- Please condense the argument that Stephens makes in the piece.
- The column began with a contention that the Hillary Clinton campaign screwed up its quantitative approach to campaign projections, and then used that experience as a springboard to launch into the possibility that climate science may also have such infirmities. Are you really establishing some equivalence between voter analysis and climate science?
- Why does the column fixate on the possible future impact of climate change when your own newspaper has documented current impact?
- Your columnist laments that advocates have stretched the boundaries of climate-change science in pushing for their agenda. 1) Examples? 2) On what public policy issue does this not hold true?
- Your columnist makes this very erudite observation: “Ordinary citizens … know — as all environmentalists should — that history is littered with the human wreckage of scientific errors married to political power.” Could we have some such examples?
I'm still trying to figure out the actual point of the op-ed.— Sam Litzinger (@SamLitzinger) April 30, 2017
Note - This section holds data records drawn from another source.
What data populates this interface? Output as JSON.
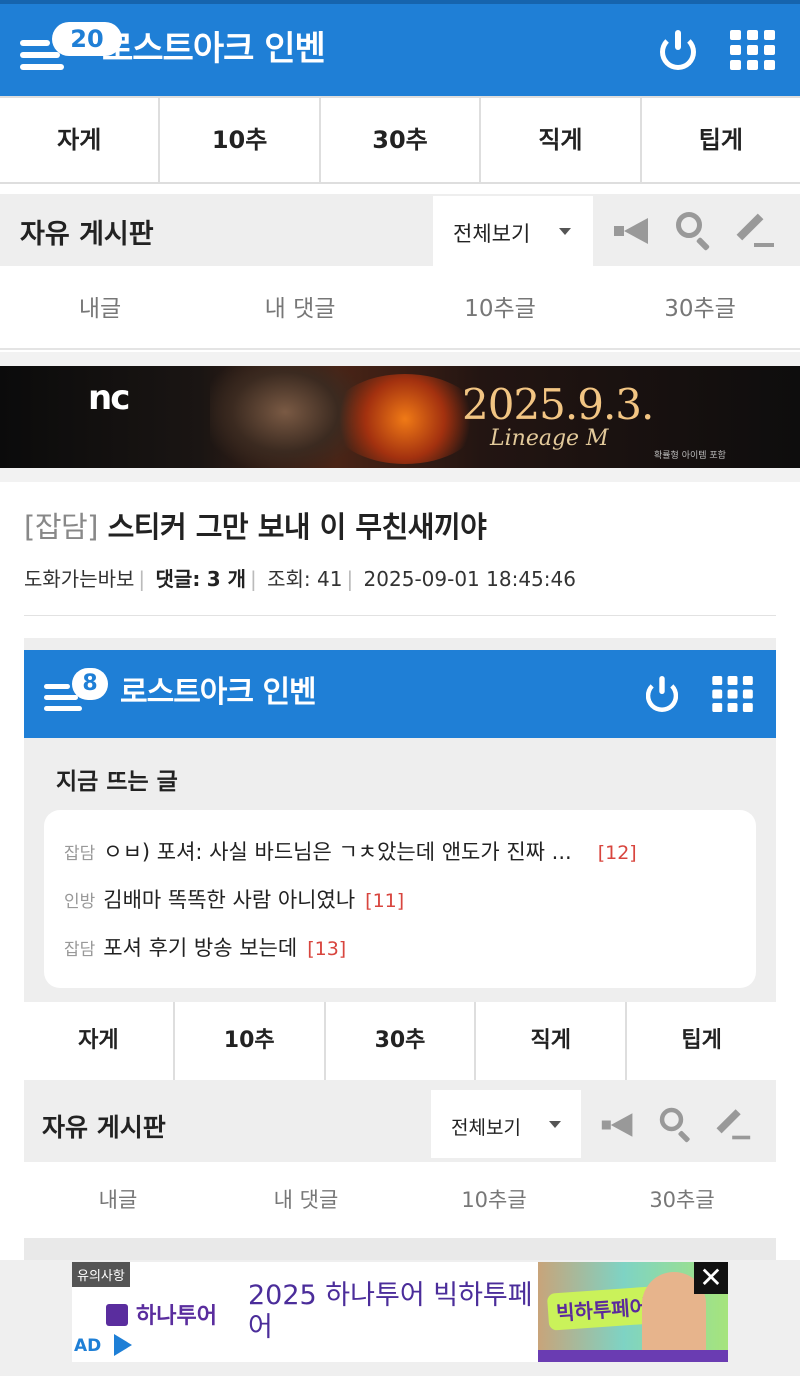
{
  "header": {
    "badge": "20",
    "title": "로스트아크 인벤"
  },
  "tabs": [
    "자게",
    "10추",
    "30추",
    "직게",
    "팁게"
  ],
  "board": {
    "name": "자유 게시판",
    "filter": "전체보기",
    "subnav": [
      "내글",
      "내 댓글",
      "10추글",
      "30추글"
    ]
  },
  "banner": {
    "brand": "nc",
    "date": "2025.9.3.",
    "product": "Lineage M",
    "fine_print": "확률형 아이템 포함"
  },
  "post": {
    "category": "[잡담]",
    "title": "스티커 그만 보내 이 무친새끼야",
    "author": "도화가는바보",
    "comments_label": "댓글:",
    "comments_count": "3 개",
    "views_label": "조회:",
    "views": "41",
    "datetime": "2025-09-01 18:45:46"
  },
  "embedded": {
    "header": {
      "badge": "8",
      "title": "로스트아크 인벤"
    },
    "hot_title": "지금 뜨는 글",
    "hot_posts": [
      {
        "cat": "잡담",
        "title": "ㅇㅂ) 포셔: 사실 바드님은 ㄱㅊ았는데 앤도가 진짜 ...",
        "count": "[12]"
      },
      {
        "cat": "인방",
        "title": "김배마 똑똑한 사람 아니였나",
        "count": "[11]"
      },
      {
        "cat": "잡담",
        "title": "포셔 후기 방송 보는데",
        "count": "[13]"
      }
    ],
    "tabs": [
      "자게",
      "10추",
      "30추",
      "직게",
      "팁게"
    ],
    "board": {
      "name": "자유 게시판",
      "filter": "전체보기",
      "subnav": [
        "내글",
        "내 댓글",
        "10추글",
        "30추글"
      ]
    }
  },
  "ad": {
    "warning": "유의사항",
    "brand": "하나투어",
    "headline": "2025 하나투어 빅하투페어",
    "ad_label": "AD",
    "image_badge": "빅하투페어",
    "close": "✕"
  },
  "colors": {
    "brand_blue": "#1f7fd6",
    "count_red": "#d8453e",
    "ad_purple": "#4b2d9a"
  }
}
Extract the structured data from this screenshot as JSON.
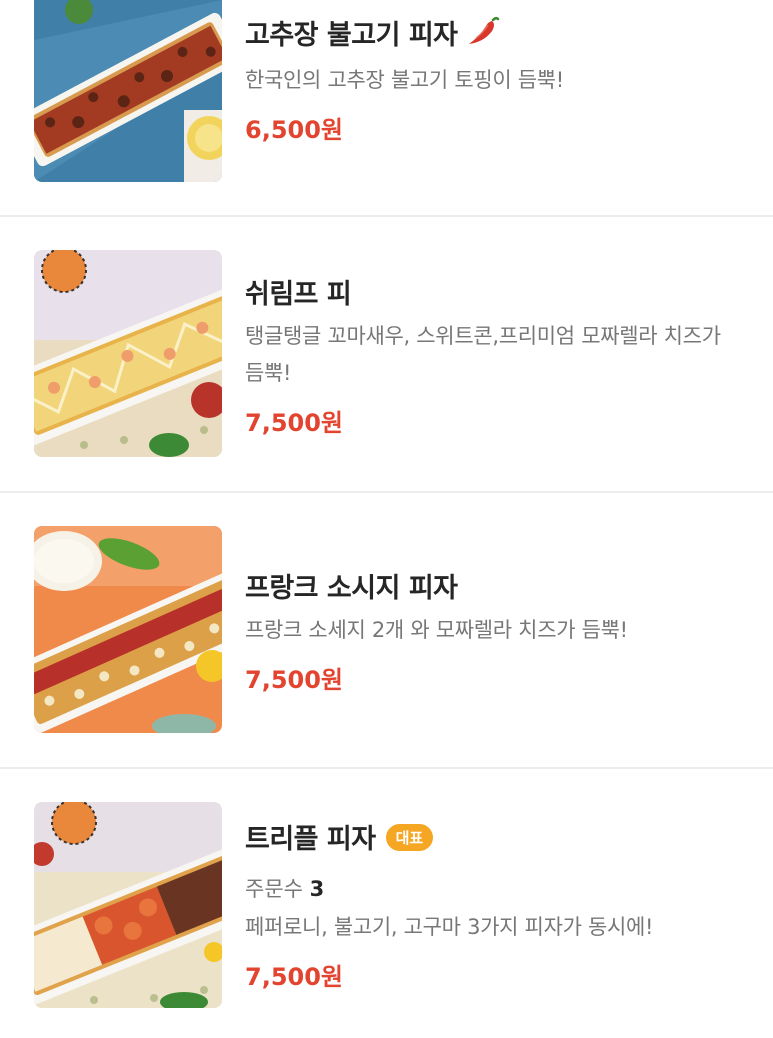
{
  "menu_items": [
    {
      "name": "고추장 불고기 피자",
      "description": "한국인의 고추장 불고기 토핑이 듬뿍!",
      "price": "6,500원",
      "spicy_icon": "chili-pepper-icon"
    },
    {
      "name": "쉬림프 피",
      "description": "탱글탱글 꼬마새우, 스위트콘,프리미엄 모짜렐라 치즈가 듬뿍!",
      "price": "7,500원"
    },
    {
      "name": "프랑크 소시지 피자",
      "description": "프랑크 소세지 2개 와 모짜렐라 치즈가 듬뿍!",
      "price": "7,500원"
    },
    {
      "name": "트리플 피자",
      "badge": "대표",
      "orders_label": "주문수",
      "orders_count": "3",
      "description": "페퍼로니, 불고기, 고구마 3가지 피자가 동시에!",
      "price": "7,500원"
    }
  ],
  "colors": {
    "price": "#e2442f",
    "badge": "#f5a623",
    "title": "#262626",
    "description": "#777777"
  }
}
If all of our columnists and all of our contributors and all of our editorials agreed all of the time, we wouldn’t be promoting the free exchange of ideas, and we wouldn’t be serving our readers very well.The crux of the matter here is whether the questions Bret’s raising and the positions he’s taking are outside the bounds of reasonable discussion. I don’t think a fair reading of his column remotely supports that conclusion — quite the opposite, actually. He’s capturing and contributing to a vitally important debate, and engaging that debate directly helps each of us clarify what we think. We’re already getting some spirited and constructive responses, and I’m looking forward to reflecting those views in our pages, too.